When it comes to opportunities in the dairy industry Ruth says, “I am in a young discussion group and I find farmers across all age groups are looking to forge opportunities for themselves but also for anyone else that is coming up the ranks.

“It is tough work in the spring but outside of that, there is good flexibility.

“I am looking forward to seeing how family life fits into that,” says Ruth.

Noel Dempsey - Dairy Farmer, Minane Bridge, Co Cork

Noel Dempsey, Dairy Farmer, Minane Bridge, Co Cork.

Noel Dempsey grew up on a dairy farm in Minane Bridge, Co Cork. However, he went on a bit of an international journey before returning home to milk. He completed a Construction Management degree at Dundalk Institute of Technology.

When Noel graduated in 2007, the building industry in Ireland was in recession so he moved to London and worked as a project manager on building sites before doing a stint labouring in Australia.

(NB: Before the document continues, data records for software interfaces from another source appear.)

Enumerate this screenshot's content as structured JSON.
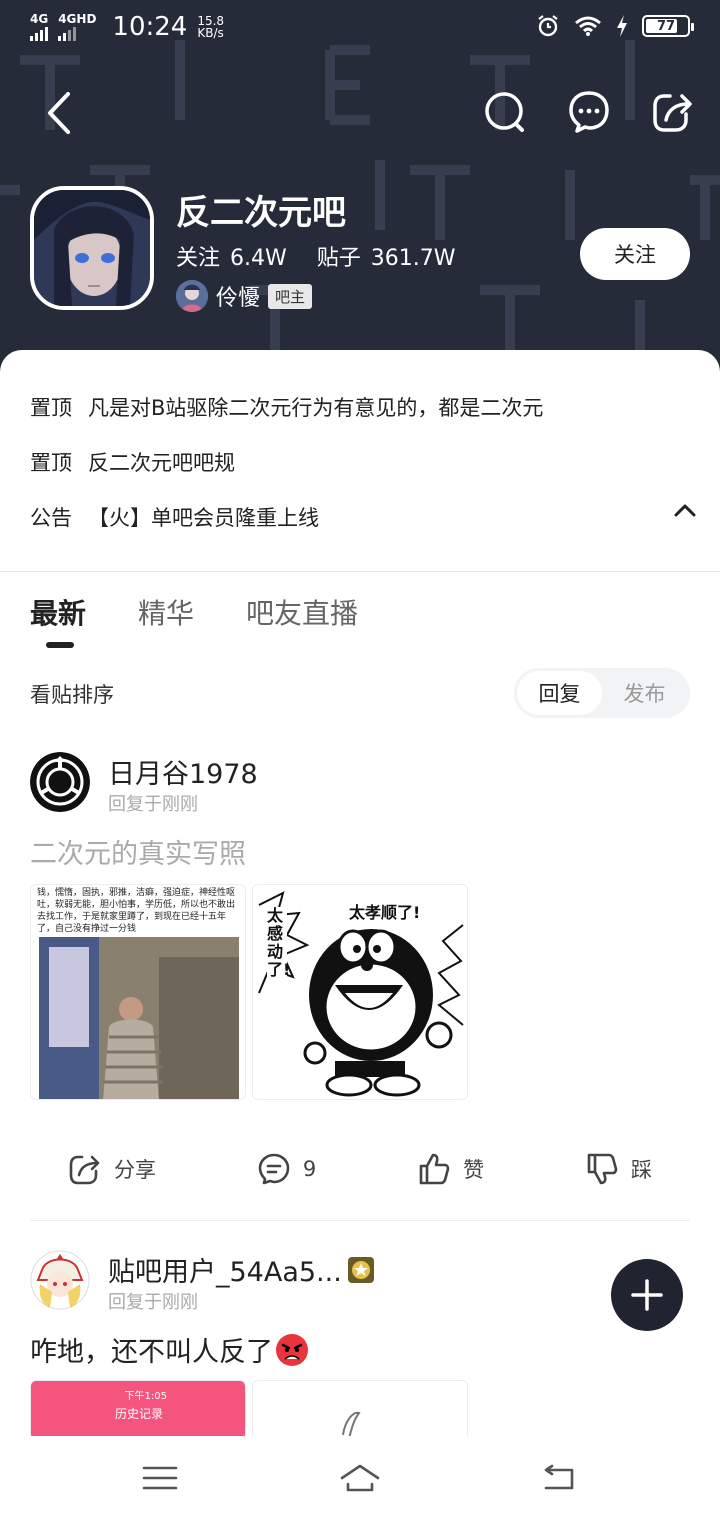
{
  "status_bar": {
    "signal1": "4G",
    "signal2": "4GHD",
    "time": "10:24",
    "speed_value": "15.8",
    "speed_unit": "KB/s",
    "battery": "77",
    "battery_level": 0.77,
    "icons": [
      "alarm-icon",
      "wifi-icon",
      "charging-icon",
      "battery-icon"
    ]
  },
  "header": {
    "bar_name": "反二次元吧",
    "follow_label": "关注",
    "follow_value": "6.4W",
    "posts_label": "贴子",
    "posts_value": "361.7W",
    "owner_name": "伶懮",
    "owner_badge": "吧主",
    "follow_button": "关注",
    "icons": [
      "back-icon",
      "search-icon",
      "more-icon",
      "share-icon"
    ]
  },
  "notices": [
    {
      "tag": "置顶",
      "text": "凡是对B站驱除二次元行为有意见的，都是二次元"
    },
    {
      "tag": "置顶",
      "text": "反二次元吧吧规"
    },
    {
      "tag": "公告",
      "text": "【火】单吧会员隆重上线"
    }
  ],
  "tabs": [
    "最新",
    "精华",
    "吧友直播"
  ],
  "sort": {
    "label": "看贴排序",
    "options": [
      "回复",
      "发布"
    ],
    "selected": "回复"
  },
  "posts": [
    {
      "user": "日月谷1978",
      "time": "回复于刚刚",
      "text": "二次元的真实写照",
      "image1_text": "钱，懦惰，固执，邪推，洁癖，强迫症，神经性呕吐，软弱无能，胆小怕事，学历低，所以也不敢出去找工作，于是就家里蹲了，到现在已经十五年了，自己没有挣过一分钱",
      "image2_text_a": "太孝顺了!",
      "image2_text_b": "太感动了!",
      "actions": {
        "share": "分享",
        "comment": "9",
        "like": "赞",
        "dislike": "踩"
      }
    },
    {
      "user": "贴吧用户_54Aa5...",
      "time": "回复于刚刚",
      "text": "咋地，还不叫人反了",
      "image1_time": "下午1:05",
      "image1_title": "历史记录"
    }
  ],
  "colors": {
    "header_bg": "#262b3a",
    "fab_bg": "#1f2430",
    "text_main": "#222222",
    "text_sub": "#aaaaaa"
  }
}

In 2010, Noel’s girlfriend at the time and now wife Beth got a job nursing at Cork University Hospital which helped Noel decide to return home and farm with his parents.

“It was a big change; the biggest difference was the social side of it. It’s not fair to say you’re working on your own but that’s what I noticed the most,” explains Noel.

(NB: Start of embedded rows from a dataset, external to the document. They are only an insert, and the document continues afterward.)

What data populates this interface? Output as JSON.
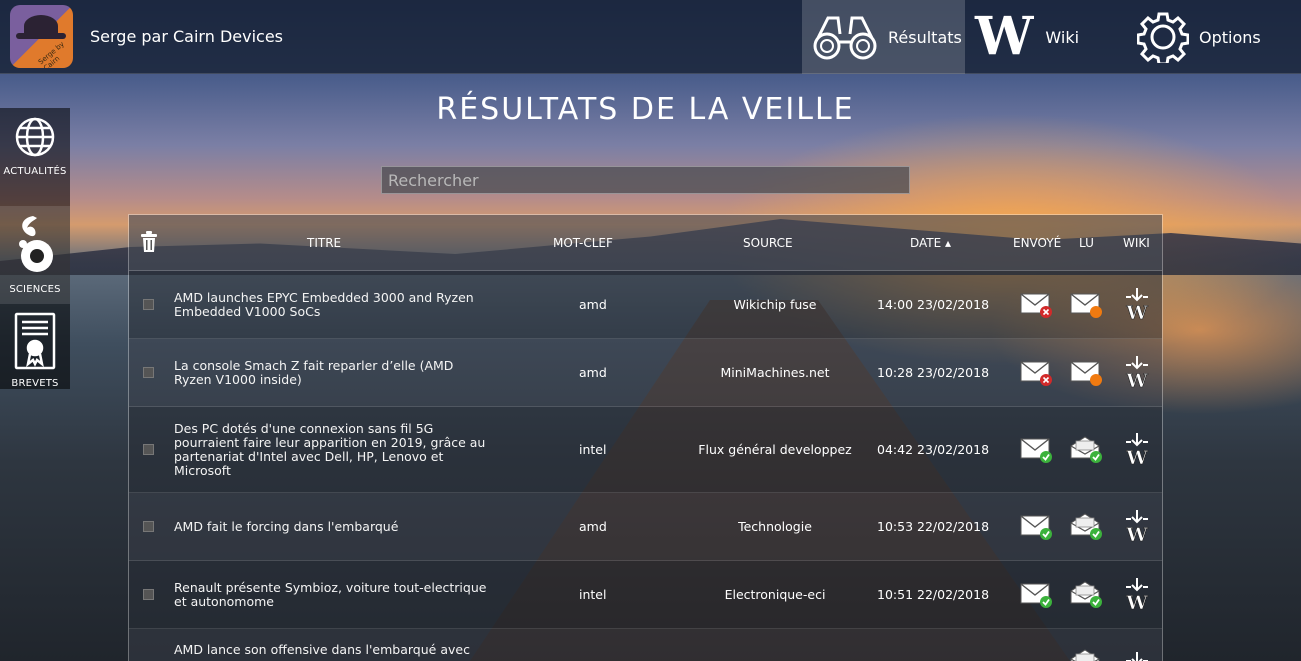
{
  "app": {
    "title": "Serge par Cairn Devices",
    "logo_text": "Serge by Cairn"
  },
  "nav": {
    "tabs": [
      {
        "label": "Résultats",
        "icon": "binoculars-icon",
        "active": true
      },
      {
        "label": "Wiki",
        "icon": "wikipedia-w-icon",
        "active": false
      },
      {
        "label": "Options",
        "icon": "gear-icon",
        "active": false
      }
    ]
  },
  "sidebar": {
    "items": [
      {
        "label": "ACTUALITÉS",
        "icon": "globe-icon"
      },
      {
        "label": "SCIENCES",
        "icon": "sciences-icon"
      },
      {
        "label": "BREVETS",
        "icon": "patent-certificate-icon"
      }
    ]
  },
  "page": {
    "title": "RÉSULTATS DE LA VEILLE",
    "search_placeholder": "Rechercher"
  },
  "table": {
    "headers": {
      "title": "TITRE",
      "keyword": "MOT-CLEF",
      "source": "SOURCE",
      "date": "DATE ▴",
      "sent": "ENVOYÉ",
      "read": "LU",
      "wiki": "WIKI"
    },
    "rows": [
      {
        "title": "AMD launches EPYC Embedded 3000 and Ryzen Embedded V1000 SoCs",
        "keyword": "amd",
        "source": "Wikichip fuse",
        "date": "14:00 23/02/2018",
        "sent": "no",
        "read": "pending"
      },
      {
        "title": "La console Smach Z fait reparler d’elle (AMD Ryzen V1000 inside)",
        "keyword": "amd",
        "source": "MiniMachines.net",
        "date": "10:28 23/02/2018",
        "sent": "no",
        "read": "pending"
      },
      {
        "title": "Des PC dotés d'une connexion sans fil 5G pourraient faire leur apparition en 2019, grâce au partenariat d'Intel avec Dell, HP, Lenovo et Microsoft",
        "keyword": "intel",
        "source": "Flux général developpez",
        "date": "04:42 23/02/2018",
        "sent": "yes",
        "read": "yes"
      },
      {
        "title": "AMD fait le forcing dans l'embarqué",
        "keyword": "amd",
        "source": "Technologie",
        "date": "10:53 22/02/2018",
        "sent": "yes",
        "read": "yes"
      },
      {
        "title": "Renault présente Symbioz, voiture tout-electrique et autonomome",
        "keyword": "intel",
        "source": "Electronique-eci",
        "date": "10:51 22/02/2018",
        "sent": "yes",
        "read": "yes"
      },
      {
        "title": "AMD lance son offensive dans l'embarqué avec ses",
        "keyword": "",
        "source": "",
        "date": "",
        "sent": "",
        "read": "yes"
      }
    ]
  },
  "colors": {
    "header_bg": "#19233a",
    "status_no": "#d22a2a",
    "status_pending": "#f07a10",
    "status_yes": "#3cb23c"
  }
}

Noel went on to complete a green cert in Clonakilty in 2012.

“I don’t think I would have been mature enough to do it straight after college. This way I got a degree, I got some great life experience and I gained the knowledge that being at home farming isn’t all that bad,” he explains.

Today Noel is milking 120 cows on a calf spring system. He shares an employee with another farmer locally as they were both looking for part-time help.

When it comes to opportunities in the sector Noel says, “Education is everything. Along with education comes a network and along with that network comes opportunities. Knowing the right people does help in a lot of ways. I wouldn’t rush home to the family farm. It is important to gain some life experience, get different perspectives and work outside the industry.”

Helen Burke - Relief milker and student, Ballylooby, Co Tipperary

Helen Burke, Relief milker and student, Ballylooby, Co Tipperary.

Coming from a contract-rearing farm, Helen had an interest in agriculture from a young age.

While Helen was in secondary school, she started milking for a local farmer, which developed her interest in dairy production. After speaking to her school guidance counsellor, she decided to study Agriculture Science at Munster Technological University.

“I am enjoying the course, although third year is definitely challenging. I enjoyed placement last year. I worked for Eurogene in Cahir. It’s an AI company so I was packing the straws and delivering them to farms on the road,” explains Helen.

Helen started relief milking part-time, on holidays and over the weekends to get some money while in college.

Working on farms in the Ardfinnan, Ballymackey and Clogheen areas, she could be milking anywhere from 100 to 180 cows.

“I am relief milking which offers great flexibility. I milk in the morning and I can go home throughout the day and during college time, I can study. I play a lot of sport and during the summer when there are lots of matches and training, I can tie it in around that.”

She encourages anyone to give milking a go, “It’s not for everyone but with the right training, you could surprise yourself.

“I feel like people are crying out for milkers. If you go looking for work, it wouldn’t be hard finding it,” says Helen.